    According to a Japanese friend I have in Tokyo who is a Daito-ryu practicioner, the difference in terms in Daito-ryu (jujutsu, aikijujutsu and aiki no jutsu) is the application of principles. ( Edit: Of course, this came after peacetime so certain people had a lot of playtime in the dojo. :) Other koryu jujutsu just stick to atemi get the job done, nothing fancy. Applications of timings can change, but the format generally remains the same.)
    Last edited: Feb 10, 2007
  14. PlasmaShock

    PlasmaShock Valued Member

    i dont even know what the two are
  15. Kogusoku

    Kogusoku 髭また伸びた! Supporter

    What, aikido and aikijujutsu?
  16. aikiwolfie

    aikiwolfie ... Supporter

    They're martial arts of course :p
  17. nj_howard

    nj_howard Valued Member


    Your signature says that you're in Singapore and Hong Kong... here's some info taken from the website (www.daito-ryu.org) of the "mainline" Daito-ryu organization in Tokyo, directed by Kondo Katsuyuki. You might want to check out this school in Hong Kong.

    Since this school is listed on Kondo's website, you can be sure that it is authorized by Kondo's oragnization, and is therefore teaching legitimate Daito-ryu.

    Good luck...

    The Hong Kong Daito-ryu Aikijujutsu Association

    Branch head: Dermot Creagh

    Email: hk_daito_ryu_aikijujutsu@yahoo.com.hk

    Training schedule and location

    Mondays: 19:00-21:00, The Yuen Wo Road Sports Centre in Shatin.

    Wednesdays: 19:00-21:00, The North Kwai Chung Tang Shiu Kin Sports Centre.
  18. slipthejab

    slipthejab Hark, a vagrant! Supporter

    Sensei Creagh has a good reputation and is very proficient in DRAJJ.
  19. nj_howard

    nj_howard Valued Member

    There was disagreement among several direct students of Takeda Tokimune about who should become the next headmaster of his organization when Tokimune passed away. When the torch was passed to Kondo, a few of the other direct students were quite unhappy.

    If you check out the Aikido Journal and e-budo forums, you'll find lengthy discussions about the succession controversy. You'll see the view that you cited represented, as well as opposing views. Several of the posters have done extensive research into the subject.
  20. nj_howard

    nj_howard Valued Member

    Ming, if you're willing to part with about $USD50.00, you can't go wrong by buying yourself the first dvd of the Ikkajo set of techniques by Kondo. The dvd is published by Aikido Journal, and you can get it from their website.

    The dvd has lengthy explanations of the mainline tradition's interpretation of aiki. The explanations are in clear language and IMO go a long way to demystify the whole concept of aiki in aikijujutsu.

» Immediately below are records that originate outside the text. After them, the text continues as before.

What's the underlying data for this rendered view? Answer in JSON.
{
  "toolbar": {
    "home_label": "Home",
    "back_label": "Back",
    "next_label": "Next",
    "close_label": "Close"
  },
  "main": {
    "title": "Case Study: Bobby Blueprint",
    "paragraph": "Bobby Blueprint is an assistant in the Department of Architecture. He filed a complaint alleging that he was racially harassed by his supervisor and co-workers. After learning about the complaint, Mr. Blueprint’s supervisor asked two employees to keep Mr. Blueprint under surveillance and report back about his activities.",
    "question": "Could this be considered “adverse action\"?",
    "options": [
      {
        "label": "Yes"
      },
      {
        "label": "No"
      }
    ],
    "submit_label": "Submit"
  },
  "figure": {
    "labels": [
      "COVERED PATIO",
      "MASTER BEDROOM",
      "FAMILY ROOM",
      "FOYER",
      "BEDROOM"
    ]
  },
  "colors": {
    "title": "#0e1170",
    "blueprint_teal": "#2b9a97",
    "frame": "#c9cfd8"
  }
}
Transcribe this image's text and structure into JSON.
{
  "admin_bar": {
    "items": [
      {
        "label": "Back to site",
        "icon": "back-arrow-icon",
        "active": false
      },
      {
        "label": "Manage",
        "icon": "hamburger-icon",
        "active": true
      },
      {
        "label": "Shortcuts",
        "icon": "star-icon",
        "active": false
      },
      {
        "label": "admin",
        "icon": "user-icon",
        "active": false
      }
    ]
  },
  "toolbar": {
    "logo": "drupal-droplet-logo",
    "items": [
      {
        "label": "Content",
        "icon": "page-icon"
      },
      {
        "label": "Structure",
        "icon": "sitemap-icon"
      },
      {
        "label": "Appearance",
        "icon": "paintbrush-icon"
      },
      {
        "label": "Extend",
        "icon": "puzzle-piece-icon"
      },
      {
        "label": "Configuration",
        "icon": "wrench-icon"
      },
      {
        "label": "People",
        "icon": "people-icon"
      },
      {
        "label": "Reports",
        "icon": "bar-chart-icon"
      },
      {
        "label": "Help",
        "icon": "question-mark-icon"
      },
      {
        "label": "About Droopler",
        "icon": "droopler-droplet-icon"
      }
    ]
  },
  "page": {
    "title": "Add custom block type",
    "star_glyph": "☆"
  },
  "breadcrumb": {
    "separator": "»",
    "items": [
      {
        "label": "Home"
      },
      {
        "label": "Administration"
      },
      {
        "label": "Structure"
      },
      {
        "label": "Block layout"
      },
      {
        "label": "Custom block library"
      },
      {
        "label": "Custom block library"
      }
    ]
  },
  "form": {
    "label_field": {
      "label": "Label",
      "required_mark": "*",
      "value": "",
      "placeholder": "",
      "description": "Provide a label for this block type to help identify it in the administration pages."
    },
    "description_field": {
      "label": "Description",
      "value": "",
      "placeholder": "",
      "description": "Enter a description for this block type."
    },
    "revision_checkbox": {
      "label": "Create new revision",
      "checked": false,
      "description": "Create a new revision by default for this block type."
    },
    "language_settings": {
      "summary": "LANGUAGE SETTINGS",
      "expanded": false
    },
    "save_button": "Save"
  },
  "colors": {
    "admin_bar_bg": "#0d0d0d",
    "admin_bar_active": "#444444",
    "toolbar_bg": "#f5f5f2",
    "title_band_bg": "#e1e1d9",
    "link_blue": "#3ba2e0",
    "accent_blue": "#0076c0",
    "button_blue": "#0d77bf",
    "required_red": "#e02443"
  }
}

    Perhaps this will help... Kondo uses the phrase "touch equals unbalance" in explaining what distinguishes jujutsu techniques from aikijujutsu techniques. In other words, when you're doing aikijujutsu, you are taking your enemy's balance (somehow) at the very moment of contact.

    Just one other thought for now... don't dismiss basic Jujutsu techniques just because they might not use aiki. Most of them are still very effective.

    Anyway, good luck, and if you seek out the dojo in HK, let us know how it goes.

Share This Page